** DATA SECTION follows **

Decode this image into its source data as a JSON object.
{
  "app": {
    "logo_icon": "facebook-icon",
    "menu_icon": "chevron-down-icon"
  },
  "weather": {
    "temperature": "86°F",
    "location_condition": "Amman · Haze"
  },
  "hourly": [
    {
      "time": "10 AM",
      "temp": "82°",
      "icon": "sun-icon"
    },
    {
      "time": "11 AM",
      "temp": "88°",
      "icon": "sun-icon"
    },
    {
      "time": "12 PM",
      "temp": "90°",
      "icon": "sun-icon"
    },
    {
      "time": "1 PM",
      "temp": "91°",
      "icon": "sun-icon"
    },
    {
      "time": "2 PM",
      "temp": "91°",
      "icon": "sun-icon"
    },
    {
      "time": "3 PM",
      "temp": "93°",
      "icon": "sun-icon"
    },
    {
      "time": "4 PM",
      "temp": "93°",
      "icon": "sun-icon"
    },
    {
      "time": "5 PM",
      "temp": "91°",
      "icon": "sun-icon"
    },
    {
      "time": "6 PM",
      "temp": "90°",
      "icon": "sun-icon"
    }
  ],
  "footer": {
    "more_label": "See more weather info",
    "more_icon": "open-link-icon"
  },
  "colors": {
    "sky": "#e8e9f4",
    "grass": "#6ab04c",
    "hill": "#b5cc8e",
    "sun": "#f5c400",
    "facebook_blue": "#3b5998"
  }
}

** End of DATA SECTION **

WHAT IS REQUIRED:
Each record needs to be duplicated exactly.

OUTPUT BELOW:
Decode this image into its source data as a JSON object.
{
  "app": {
    "logo_icon": "facebook-icon",
    "menu_icon": "chevron-down-icon"
  },
  "weather": {
    "temperature": "86°F",
    "location_condition": "Amman · Haze"
  },
  "hourly": [
    {
      "time": "10 AM",
      "temp": "82°",
      "icon": "sun-icon"
    },
    {
      "time": "11 AM",
      "temp": "88°",
      "icon": "sun-icon"
    },
    {
      "time": "12 PM",
      "temp": "90°",
      "icon": "sun-icon"
    },
    {
      "time": "1 PM",
      "temp": "91°",
      "icon": "sun-icon"
    },
    {
      "time": "2 PM",
      "temp": "91°",
      "icon": "sun-icon"
    },
    {
      "time": "3 PM",
      "temp": "93°",
      "icon": "sun-icon"
    },
    {
      "time": "4 PM",
      "temp": "93°",
      "icon": "sun-icon"
    },
    {
      "time": "5 PM",
      "temp": "91°",
      "icon": "sun-icon"
    },
    {
      "time": "6 PM",
      "temp": "90°",
      "icon": "sun-icon"
    }
  ],
  "footer": {
    "more_label": "See more weather info",
    "more_icon": "open-link-icon"
  },
  "colors": {
    "sky": "#e8e9f4",
    "grass": "#6ab04c",
    "hill": "#b5cc8e",
    "sun": "#f5c400",
    "facebook_blue": "#3b5998"
  }
}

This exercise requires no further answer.